Salt Lake City – Thanksgiving is a time that revolves around all things turkey. From adorable interiors to deliciously prepared main dishes, turkeys are a great holiday centerpiece. If you like the idea of harvesting your own locally sourced turkey—rather than fighting the mob to buy one at your neighborhood grocery store—you can start planning next year’s Thanksgiving feast now and apply for a chance. to hunt turkeys in Utah next spring.
The application period for the spring 2023 limited access turkey hunt opens December 13. To be included in the permit drawing, you must submit your application before 11:00 PM on December 27. You can apply on the Utah Division of Wildlife Resources website or by phone by calling the nearest regional DWR office.
The results of the draw will be released no later than January 5, 2023. You will be notified by email, but you can also get the draw results online or by calling 1-800-221-0659.
The restricted-access hunt will be held from April 8 to 27, 2023. The following number of permits are available for each of the DWR’s five regions:
- Northern: 400
- Central: 299
- Northeast: 200
- Southeast: 200
- Southern: 600
However, if you don’t pull one of the limited-access permits, you can still hunt turkeys in the spring. After the limited-access hunt is over, general statewide turkey hunting takes place in May. Permits for general season hunting are not restricted – although each hunter can only get one – and are sold over the counter or online, so you won’t have a problem getting one.
Permits for Utah’s statewide general turkey hunt go on sale March 2 at 8 a.m. The general turkey season runs from May 1 to 31, and the juvenile turkey hunt runs from April 28 to 30.
More information on Utah’s upcoming spring turkey hunting season is available in the 2022-2023 Utah Upland Game and Turkey Guidebook. The free guide is available on the DWR website or you can pick up a copy at a DWR office or hunting and fishing licensing agents throughout Utah.
Hunting seasons in Turkey
Utah offers a spring turkey hunt (limited access and general season) and also a fall turkey hunt. The spring hunts provide more opportunities for hunters across the state, while the fall turkey hunt in general was implemented in 2014 as a way to address the ongoing turkey nuisance and depredations that lead to damage to private property.
Because fall hunting is specifically designed to eliminate conflicts with landowners, turkey hunting is conducted in the fall to alleviate these conflicts, rather than provide opportunity. Fall limits are raised annually to address these specific nuisance or predatory areas and are not available in all areas of Utah.

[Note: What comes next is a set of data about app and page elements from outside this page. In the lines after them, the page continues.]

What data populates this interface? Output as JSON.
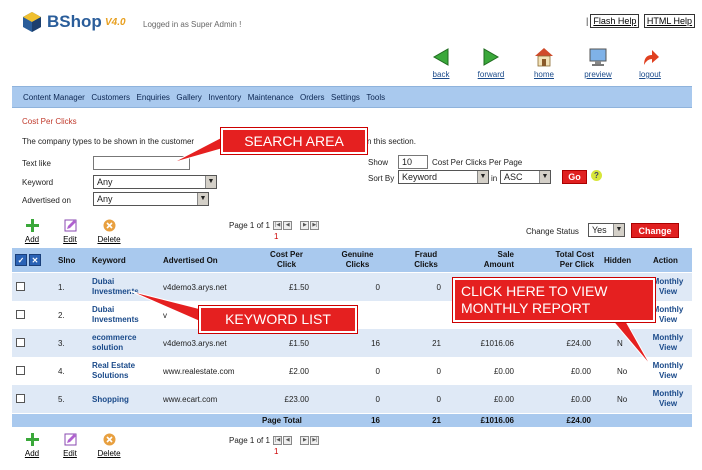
{
  "app": {
    "name": "BShop",
    "version": "V4.0",
    "logged_in": "Logged in as Super Admin !"
  },
  "top_links": {
    "flash_help": "Flash Help",
    "html_help": "HTML Help"
  },
  "nav_buttons": [
    {
      "label": "back",
      "icon": "back-arrow-icon"
    },
    {
      "label": "forward",
      "icon": "forward-arrow-icon"
    },
    {
      "label": "home",
      "icon": "home-icon"
    },
    {
      "label": "preview",
      "icon": "monitor-icon"
    },
    {
      "label": "logout",
      "icon": "logout-arrow-icon"
    }
  ],
  "menu": [
    "Content Manager",
    "Customers",
    "Enquiries",
    "Gallery",
    "Inventory",
    "Maintenance",
    "Orders",
    "Settings",
    "Tools"
  ],
  "breadcrumb": "Cost Per Clicks",
  "description": "The company types to be shown in the customer",
  "description_tail": "n this section.",
  "search": {
    "text_like_label": "Text like",
    "text_like_value": "",
    "keyword_label": "Keyword",
    "keyword_value": "Any",
    "advertised_on_label": "Advertised on",
    "advertised_on_value": "Any",
    "show_label": "Show",
    "show_value": "10",
    "per_page_label": "Cost Per Clicks Per Page",
    "sort_by_label": "Sort By",
    "sort_by_value": "Keyword",
    "in_label": "in",
    "order_value": "ASC",
    "go_label": "Go",
    "help_label": "?"
  },
  "toolbar": {
    "add": "Add",
    "edit": "Edit",
    "delete": "Delete"
  },
  "pager": {
    "text": "Page 1 of 1",
    "current": "1"
  },
  "change_status": {
    "label": "Change Status",
    "value": "Yes",
    "button": "Change"
  },
  "table": {
    "headers": {
      "slno": "Slno",
      "keyword": "Keyword",
      "advertised_on": "Advertised On",
      "cpc1": "Cost Per",
      "cpc2": "Click",
      "genuine1": "Genuine",
      "genuine2": "Clicks",
      "fraud1": "Fraud",
      "fraud2": "Clicks",
      "sale1": "Sale",
      "sale2": "Amount",
      "total1": "Total Cost",
      "total2": "Per Click",
      "hidden": "Hidden",
      "action": "Action"
    },
    "rows": [
      {
        "slno": "1.",
        "kw1": "Dubai",
        "kw2": "Investments",
        "adv": "v4demo3.arys.net",
        "cpc": "£1.50",
        "genuine": "0",
        "fraud": "0",
        "sale": "",
        "total": "",
        "hidden": "",
        "action1": "Monthly",
        "action2": "View"
      },
      {
        "slno": "2.",
        "kw1": "Dubai",
        "kw2": "Investments",
        "adv": "v",
        "cpc": "",
        "genuine": "",
        "fraud": "",
        "sale": "",
        "total": "",
        "hidden": "",
        "action1": "Monthly",
        "action2": "View"
      },
      {
        "slno": "3.",
        "kw1": "ecommerce",
        "kw2": "solution",
        "adv": "v4demo3.arys.net",
        "cpc": "£1.50",
        "genuine": "16",
        "fraud": "21",
        "sale": "£1016.06",
        "total": "£24.00",
        "hidden": "N",
        "action1": "Monthly",
        "action2": "View"
      },
      {
        "slno": "4.",
        "kw1": "Real Estate",
        "kw2": "Solutions",
        "adv": "www.realestate.com",
        "cpc": "£2.00",
        "genuine": "0",
        "fraud": "0",
        "sale": "£0.00",
        "total": "£0.00",
        "hidden": "No",
        "action1": "Monthly",
        "action2": "View"
      },
      {
        "slno": "5.",
        "kw1": "Shopping",
        "kw2": "",
        "adv": "www.ecart.com",
        "cpc": "£23.00",
        "genuine": "0",
        "fraud": "0",
        "sale": "£0.00",
        "total": "£0.00",
        "hidden": "No",
        "action1": "Monthly",
        "action2": "View"
      }
    ],
    "total": {
      "label": "Page Total",
      "genuine": "16",
      "fraud": "21",
      "sale": "£1016.06",
      "total": "£24.00"
    }
  },
  "callouts": {
    "search_area": "SEARCH AREA",
    "keyword_list": "KEYWORD LIST",
    "monthly_line1": "CLICK HERE TO VIEW",
    "monthly_line2": "MONTHLY REPORT"
  },
  "colors": {
    "menu_bar": "#a9c9ee",
    "callout": "#e52020",
    "link": "#1a4a8a"
  }
}
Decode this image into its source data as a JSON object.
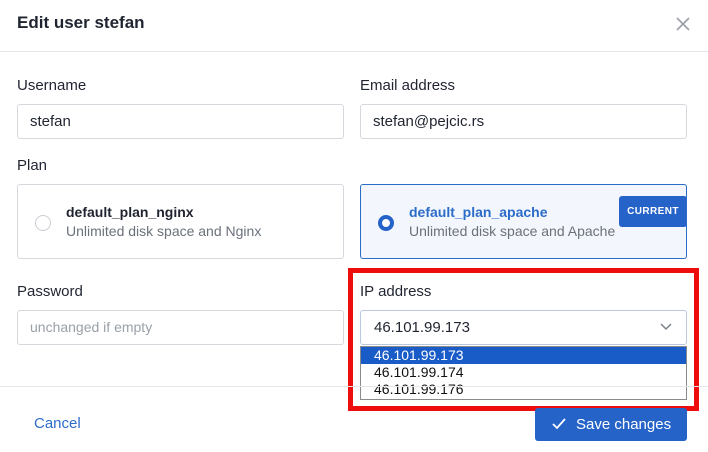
{
  "dialog": {
    "title": "Edit user stefan",
    "close_icon": "close-icon"
  },
  "form": {
    "username": {
      "label": "Username",
      "value": "stefan"
    },
    "email": {
      "label": "Email address",
      "value": "stefan@pejcic.rs"
    },
    "plan": {
      "label": "Plan",
      "options": [
        {
          "name": "default_plan_nginx",
          "description": "Unlimited disk space and Nginx",
          "selected": false
        },
        {
          "name": "default_plan_apache",
          "description": "Unlimited disk space and Apache",
          "selected": true,
          "badge": "CURRENT"
        }
      ]
    },
    "password": {
      "label": "Password",
      "placeholder": "unchanged if empty",
      "value": ""
    },
    "ip": {
      "label": "IP address",
      "value": "46.101.99.173",
      "options": [
        "46.101.99.173",
        "46.101.99.174",
        "46.101.99.176"
      ],
      "highlighted_option": "46.101.99.173"
    }
  },
  "footer": {
    "cancel_label": "Cancel",
    "save_label": "Save changes",
    "save_icon": "check-icon"
  },
  "colors": {
    "accent": "#2663c8",
    "highlight_border": "#ee0d0d"
  }
}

This hunt runs from October 1 to February 28, 2023.
“The fall turkey hunting permits are also limited in number because they are not designed to provide opportunity, but to reduce recurring damage to specific properties,” said DWR Upland Game Coordinator Heather Talley.
History of Turkeys in Utah
There are currently between 25,000 and 35,000 wild turkeys in the entire state. While there is some expected decline in the population due to last year’s drought – which is impacting the survival of fledglings (chicks) to adulthood – there is still a stable population of turkeys statewide. There are two subspecies of turkey that live in Utah: Rio Grande and Merriam’s. Turkeys have a long history in Utah, but while current populations are thriving, that wasn’t always the case.
“Based on historical and archaeological evidence, it is clear that Native Americans and turkeys coexisted in Utah,” Talley said. “That evidence includes pictographs, petroglyphs, blankets made from turkey feathers and turkey bones found in places where Native Americans historically lived.”
However, no established turkey populations had been seen in Utah for 100 years or more until the 1950s. Other than a failed reintroduction in the 1920s, there are no records of turkeys in Utah from when Europeans began exploring the state until the successful reintroduction of the birds in the 1950s.
In the 1950s, biologists from the Utah Department of Fish and Game (the agency’s name was later changed to the Utah Division of Wildlife Resources in 1967) successfully released Merriam’s wild turkeys into Utah obtained from Colorado and Arizona. These transplants established turkeys in Grand, Garfield, Kane, Iron and Washington counties. Turkeys from these populations have since been trapped and relocated within the state.
Beginning in 1989, the DWR began a wild turkey capture and transplant program in the state, using primarily Rio Grande turkeys and occasionally Merriam turkeys from Arizona, Colorado, Kansas, Oklahoma, South Dakota, Texas and Wyoming were used.